**What needs to be done:**
The response should consist of the records that follow, printed exactly.

**Collected data entries:**
------------------------

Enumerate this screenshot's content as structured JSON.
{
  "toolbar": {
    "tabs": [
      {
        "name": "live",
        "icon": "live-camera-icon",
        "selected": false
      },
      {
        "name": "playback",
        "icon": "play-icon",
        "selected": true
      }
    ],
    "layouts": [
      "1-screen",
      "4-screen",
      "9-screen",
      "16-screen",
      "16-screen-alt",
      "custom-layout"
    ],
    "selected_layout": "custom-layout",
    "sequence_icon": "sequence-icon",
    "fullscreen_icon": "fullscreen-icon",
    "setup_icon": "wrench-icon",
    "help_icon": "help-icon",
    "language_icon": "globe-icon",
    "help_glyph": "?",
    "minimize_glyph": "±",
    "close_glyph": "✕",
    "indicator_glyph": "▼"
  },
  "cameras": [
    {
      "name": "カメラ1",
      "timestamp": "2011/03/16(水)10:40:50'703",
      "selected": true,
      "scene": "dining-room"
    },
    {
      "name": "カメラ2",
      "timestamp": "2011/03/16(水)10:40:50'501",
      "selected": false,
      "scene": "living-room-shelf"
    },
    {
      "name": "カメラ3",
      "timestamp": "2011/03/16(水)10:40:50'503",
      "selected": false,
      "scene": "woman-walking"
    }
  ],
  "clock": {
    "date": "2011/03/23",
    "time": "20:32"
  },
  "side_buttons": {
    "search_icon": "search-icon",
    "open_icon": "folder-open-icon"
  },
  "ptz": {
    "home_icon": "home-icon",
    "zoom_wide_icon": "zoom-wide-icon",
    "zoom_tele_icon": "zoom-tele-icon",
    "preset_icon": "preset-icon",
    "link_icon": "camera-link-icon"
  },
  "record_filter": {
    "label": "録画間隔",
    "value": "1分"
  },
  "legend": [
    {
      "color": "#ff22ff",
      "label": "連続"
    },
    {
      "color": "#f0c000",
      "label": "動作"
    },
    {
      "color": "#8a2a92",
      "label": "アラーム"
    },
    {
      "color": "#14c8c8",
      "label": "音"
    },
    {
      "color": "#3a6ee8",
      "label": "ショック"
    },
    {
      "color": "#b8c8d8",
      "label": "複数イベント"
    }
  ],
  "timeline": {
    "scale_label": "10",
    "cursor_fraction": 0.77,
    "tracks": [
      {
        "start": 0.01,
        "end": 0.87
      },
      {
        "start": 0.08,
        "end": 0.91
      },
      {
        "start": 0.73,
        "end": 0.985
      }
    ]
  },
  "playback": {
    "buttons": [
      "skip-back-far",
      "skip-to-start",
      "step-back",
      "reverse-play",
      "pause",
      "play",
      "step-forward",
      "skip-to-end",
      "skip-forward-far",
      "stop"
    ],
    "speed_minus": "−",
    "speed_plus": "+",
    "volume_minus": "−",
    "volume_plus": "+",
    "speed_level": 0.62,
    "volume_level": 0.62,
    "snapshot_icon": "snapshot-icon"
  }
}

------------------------

**Written answer:**
Enumerate this screenshot's content as structured JSON.
{
  "toolbar": {
    "tabs": [
      {
        "name": "live",
        "icon": "live-camera-icon",
        "selected": false
      },
      {
        "name": "playback",
        "icon": "play-icon",
        "selected": true
      }
    ],
    "layouts": [
      "1-screen",
      "4-screen",
      "9-screen",
      "16-screen",
      "16-screen-alt",
      "custom-layout"
    ],
    "selected_layout": "custom-layout",
    "sequence_icon": "sequence-icon",
    "fullscreen_icon": "fullscreen-icon",
    "setup_icon": "wrench-icon",
    "help_icon": "help-icon",
    "language_icon": "globe-icon",
    "help_glyph": "?",
    "minimize_glyph": "±",
    "close_glyph": "✕",
    "indicator_glyph": "▼"
  },
  "cameras": [
    {
      "name": "カメラ1",
      "timestamp": "2011/03/16(水)10:40:50'703",
      "selected": true,
      "scene": "dining-room"
    },
    {
      "name": "カメラ2",
      "timestamp": "2011/03/16(水)10:40:50'501",
      "selected": false,
      "scene": "living-room-shelf"
    },
    {
      "name": "カメラ3",
      "timestamp": "2011/03/16(水)10:40:50'503",
      "selected": false,
      "scene": "woman-walking"
    }
  ],
  "clock": {
    "date": "2011/03/23",
    "time": "20:32"
  },
  "side_buttons": {
    "search_icon": "search-icon",
    "open_icon": "folder-open-icon"
  },
  "ptz": {
    "home_icon": "home-icon",
    "zoom_wide_icon": "zoom-wide-icon",
    "zoom_tele_icon": "zoom-tele-icon",
    "preset_icon": "preset-icon",
    "link_icon": "camera-link-icon"
  },
  "record_filter": {
    "label": "録画間隔",
    "value": "1分"
  },
  "legend": [
    {
      "color": "#ff22ff",
      "label": "連続"
    },
    {
      "color": "#f0c000",
      "label": "動作"
    },
    {
      "color": "#8a2a92",
      "label": "アラーム"
    },
    {
      "color": "#14c8c8",
      "label": "音"
    },
    {
      "color": "#3a6ee8",
      "label": "ショック"
    },
    {
      "color": "#b8c8d8",
      "label": "複数イベント"
    }
  ],
  "timeline": {
    "scale_label": "10",
    "cursor_fraction": 0.77,
    "tracks": [
      {
        "start": 0.01,
        "end": 0.87
      },
      {
        "start": 0.08,
        "end": 0.91
      },
      {
        "start": 0.73,
        "end": 0.985
      }
    ]
  },
  "playback": {
    "buttons": [
      "skip-back-far",
      "skip-to-start",
      "step-back",
      "reverse-play",
      "pause",
      "play",
      "step-forward",
      "skip-to-end",
      "skip-forward-far",
      "stop"
    ],
    "speed_minus": "−",
    "speed_plus": "+",
    "volume_minus": "−",
    "volume_plus": "+",
    "speed_level": 0.62,
    "volume_level": 0.62,
    "snapshot_icon": "snapshot-icon"
  }
}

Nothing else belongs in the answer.